What’s the purpose of a bridge? If you look at a definition, a bridge is a structure that carries a road, path, railroad, or canal across an obstacle like a ravine, ravine, road, or railroad. A bridge helps you get where you want to be if you are traveling. Think about bridges in your church – places which help people get from where they are to where they need to be or should be. Let’s take a look at four bridges you need to cross or to help build in order to create community for others in your church or for you to find community in your church.
- Bridge to Bible Study – As believers, our time in Bible study is our guide to get from where we are spiritually to the place where God desires for us to be. His Word is a masterplan of details with the specifics of how Jesus desires for us to grow in our relationship with Him (2 Tim. 2:15. 3:16-17). While we need to also have quiet time alone with God (Psalm 1:2), there is great purpose in being involved in a small group to grow together. Most Bible study groups have either age or some specific characteristic in common which draws people into the group. Bible study groups provide insight and feedback to further strengthen your personal Bible study. Studying the Bible together allows those who are weaker in their walks to be challenged and those who are a little ahead in Bible knowledge to act as a Priscilla and Aquila to help teach a sound biblical theology. Bible study is your bridge to spiritual growth. Even though you might find it hard to explore which Bible study class is a fit for you, it’s worth the hard part to find a place to grow. The Bible study group is also a place for people to serve. There is constantly a need for new leaders to be developed and to step in to leadership in the preschool, children, student, or adult divisions. Could you step up as a leader to help others grow in their faith development?

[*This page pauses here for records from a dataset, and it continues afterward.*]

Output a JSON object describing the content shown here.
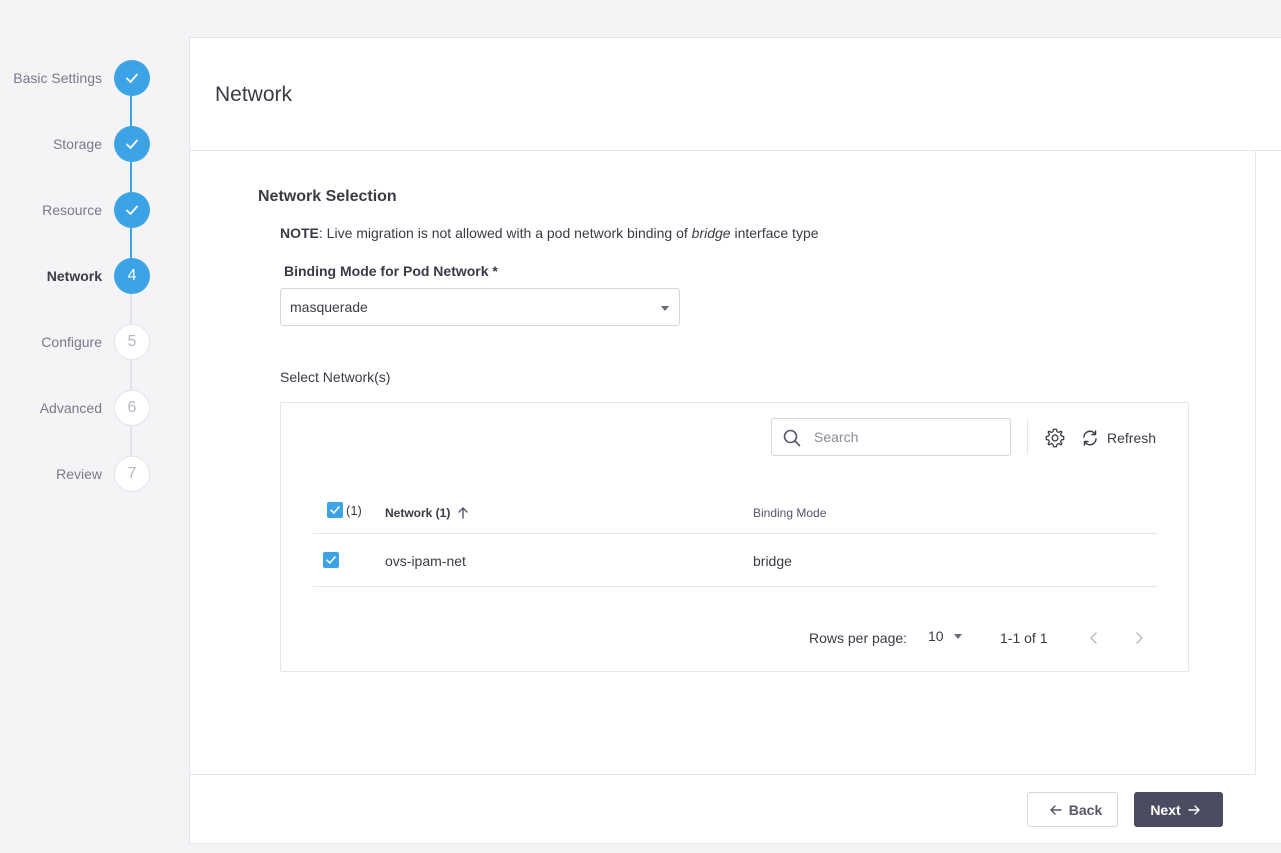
{
  "stepper": {
    "steps": [
      {
        "label": "Basic Settings",
        "number": "1",
        "state": "done"
      },
      {
        "label": "Storage",
        "number": "2",
        "state": "done"
      },
      {
        "label": "Resource",
        "number": "3",
        "state": "done"
      },
      {
        "label": "Network",
        "number": "4",
        "state": "current"
      },
      {
        "label": "Configure",
        "number": "5",
        "state": "todo"
      },
      {
        "label": "Advanced",
        "number": "6",
        "state": "todo"
      },
      {
        "label": "Review",
        "number": "7",
        "state": "todo"
      }
    ]
  },
  "page": {
    "title": "Network",
    "section_title": "Network Selection",
    "note": {
      "prefix": "NOTE",
      "text_before": ": Live migration is not allowed with a pod network binding of ",
      "emphasis": "bridge",
      "text_after": " interface type"
    },
    "binding_mode": {
      "label": "Binding Mode for Pod Network *",
      "value": "masquerade"
    },
    "select_networks_label": "Select Network(s)"
  },
  "table": {
    "search_placeholder": "Search",
    "refresh_label": "Refresh",
    "selected_count": "(1)",
    "columns": [
      "Network (1)",
      "Binding Mode"
    ],
    "rows": [
      {
        "network": "ovs-ipam-net",
        "binding_mode": "bridge",
        "checked": true
      }
    ],
    "pagination": {
      "rows_per_page_label": "Rows per page:",
      "rows_per_page": "10",
      "range": "1-1 of 1"
    }
  },
  "footer": {
    "back_label": "Back",
    "next_label": "Next"
  },
  "colors": {
    "accent": "#3ca4e6",
    "primary_button": "#4b4c60"
  }
}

- Bridge to Friendship – Your Bible study group also provides another bridge, a bridge to friendship (Proverbs 17:17, Romans 12:10). One thing that draws people toward each other is realizing that others struggle with similar things in life. Sometimes one of the biggest blessings in a small group Bible study is knowing you are not alone in your struggle – to grow as a believer, to demonstrate love to your spouse, to discipline your child, to let your child go, or to be patient in your wait. If you are already in a Bible study class, always keep in mind that you need to be responsive to the new people who enter your group. While you might not “need” a new friend, the person walking in as a guest probably does. Think about how you can bridge the transition for the guest with offers to go to lunch after worship, to pray for the guest, or to introduce the guest to others you already have relationships with at church. If you are the one seeking out a new group of friends in a Bible study group, don’t sit back and wait. Initiate conversations with those already established in the class. Join the group in their activities and places of service within the church. The quicker you move from a mindset of guest to being part of the group – the quicker and easier your transition will be.
- Bridge to Accountability – While the Bible study small group provides a great place for growing in Bible knowledge and being challenged to live out your faith, there is a deeper place of accountability where closer heart friends are needed to really push you and challenge you in your personal spiritual growth (Proverbs 19:20, 27:17). If nobody has ever served in that role of accountability partner in your life, perhaps it is because you have never asked anyone to be in that role in your life. Watch those around you and seek to find that person in your church who exhibits spiritual fruit. You do not even have to be in circles of friendship with this person though during your accountability times, you will find a strong bond in Christ drawing you together. Women are the best accountability partners for women, and men are the best accountability partners for men. If you do not have an accountability partner, how can you begin to determine who that person could be for you?
- Bridge to Wisdom – When we segregate ourselves into groups by age, we fail to draw on the wisdom of those who have gone before us (Proverbs 13:20). One of the things I love about my church is the love that I see between those of all ages. I recently went out of the country on a mission trip and found out later that my 18 and 14-year-old ended up at the home of one of our senior adults on one of the Sunday afternoons when I was out of the country. If you look at the people you know at church and realize it is the people that look exactly like you, perhaps you need to branch out. Sit in a new area. Volunteer to teach babies. Do you still LOVE students even though you are a senior adult? Realize that NOT everyone LOVES students – perhaps that is a bent of your heart where God is directing you to go and serve and love students who may not have a great relationship with their own grandparents. I recently read that each student in our church needs at least five adults who know them, care about them, and can call them by name. Senior adults, how many students and children do you know? Young families, do you need to adopt a senior adult as your own family member or take your young family on a mission trip with adults. These types of moves on your part do not have to be mandated by a church program or event. Pray about how you can be more intentional about getting to know other populations within your church. Walk on over that bridge and begin to learn from other generations. If you need help reaching out to a person of a different age group in your church, your church staff can help.
A broken bridge is an obstacle. At church, we do not need any obstacles. We desire to be bridge builders or bridge repairers so that others can join us at Rocky Creek to help us minister to each other and to help us reach others in our community as we demonstrate through our bridges what Jesus is like. How will you build or cross a bridge today to build Christian community right where you are?